4. Add the meringue mixture to the almond meal, coconut & icing sugar mixture and stir quickly and firmly at first to combine the mixtures and bash all of the stiff bubbles out of the egg whites. Once it starts looking combined, take out a scoop (about 1/5) of the mixture and place it in a separate bowl. Split the remaining mixture in half.

5. Add the red food colouring to one of the large bowls of mixture and green food colouring to the other large bowl. Leave the small bowl of the mixture untinted.

6. In each bowl, stir carefully until the colour is combined into the mix and the mixture becomes shiny again. If you flick a streak of mixture across its surface, it should disappear back into the mixture in a few seconds.

7. Using a round piping tip (between 0.7 – 1cm is ok) and piping bag, pipe the coloured mixture onto a baking sheet in 3cm circles.

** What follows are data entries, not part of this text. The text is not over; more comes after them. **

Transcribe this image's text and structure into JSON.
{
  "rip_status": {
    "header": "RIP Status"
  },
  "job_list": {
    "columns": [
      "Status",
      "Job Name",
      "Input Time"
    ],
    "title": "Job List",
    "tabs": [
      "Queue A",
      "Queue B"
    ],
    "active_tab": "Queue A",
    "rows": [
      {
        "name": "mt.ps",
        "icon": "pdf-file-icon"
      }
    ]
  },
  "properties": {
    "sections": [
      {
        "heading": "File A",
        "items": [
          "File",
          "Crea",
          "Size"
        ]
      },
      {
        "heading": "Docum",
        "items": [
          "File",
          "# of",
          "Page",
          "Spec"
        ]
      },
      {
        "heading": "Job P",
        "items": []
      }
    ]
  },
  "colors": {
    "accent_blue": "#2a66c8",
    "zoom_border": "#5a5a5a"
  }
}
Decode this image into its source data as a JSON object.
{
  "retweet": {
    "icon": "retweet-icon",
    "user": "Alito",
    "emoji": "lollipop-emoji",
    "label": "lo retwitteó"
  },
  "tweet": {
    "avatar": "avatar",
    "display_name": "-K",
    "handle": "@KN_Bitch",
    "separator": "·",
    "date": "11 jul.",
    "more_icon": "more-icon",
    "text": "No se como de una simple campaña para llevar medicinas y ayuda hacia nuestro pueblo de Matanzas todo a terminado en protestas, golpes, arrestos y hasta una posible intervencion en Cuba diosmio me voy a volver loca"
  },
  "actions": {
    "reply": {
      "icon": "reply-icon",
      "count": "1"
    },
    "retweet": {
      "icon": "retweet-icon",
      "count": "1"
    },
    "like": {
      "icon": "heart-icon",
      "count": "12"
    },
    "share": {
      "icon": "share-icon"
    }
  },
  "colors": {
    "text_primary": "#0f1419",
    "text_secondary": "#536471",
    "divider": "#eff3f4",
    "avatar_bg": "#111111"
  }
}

8. Place the plain (uncoloured) mixture into a piping bag with a 0.1 or 0.2cm round tip and pipe your desired pattern. If you are quick enough, the mixture will dissolve into the colour so that there is no visible bump. If you would like a bumpier texture (where the plain mixture sits on top of the coloured mixture) wait 15 minutes or so before starting to pipe the white mixture onto the macaron.

9. Leave the macaron to sit for at least half an hour after the last piping is done, or until you can touch the surface of the macaron without leaving fingerprints.

10. Pre-heat your oven to 150C and bake the macaron for 20-25 minutes, turning the heat down at the end if they start to brown too much.

11. Fill the red macaron with dark chocolate peppermint ganache and the green macaron with pandan white chocolate ganache.

dark chocolate peppermint ganache

you will need:

3 large candy canes
400g dark chocolate
150ml heavy cream

how to do it:

1. Break the candy canes up and either chop them finely or pulse in a food processor until they are reduced to fine rubble.

2. Melt the dark chocolate and the heavy cream together in a saucepan over low heat (or, if you are nervous about working with chocolate, use a bain marie so that the chocolate does not overheat and split).

3. Stir in the candy cane rubble.

4. Chill until it is thick before piping onto the shells.

white chocolate pandan ganache

you will need:

400g white chocolate
150ml heavy cream
2tsp pandan extract (from most asian groceries)

how to do it:

1. Melt the white chocolate and the heavy cream together in a saucepan over low heat (or, if you are nervous about working with chocolate, use a bain marie so that the chocolate does not overheat and split).

2. Stir in the pandan extract. The mixture will turn bright green and smell amazing!

3. Chill until it is thick before piping onto the shells.

 

For more Christmas recipes on onebitemore, click here!


Shez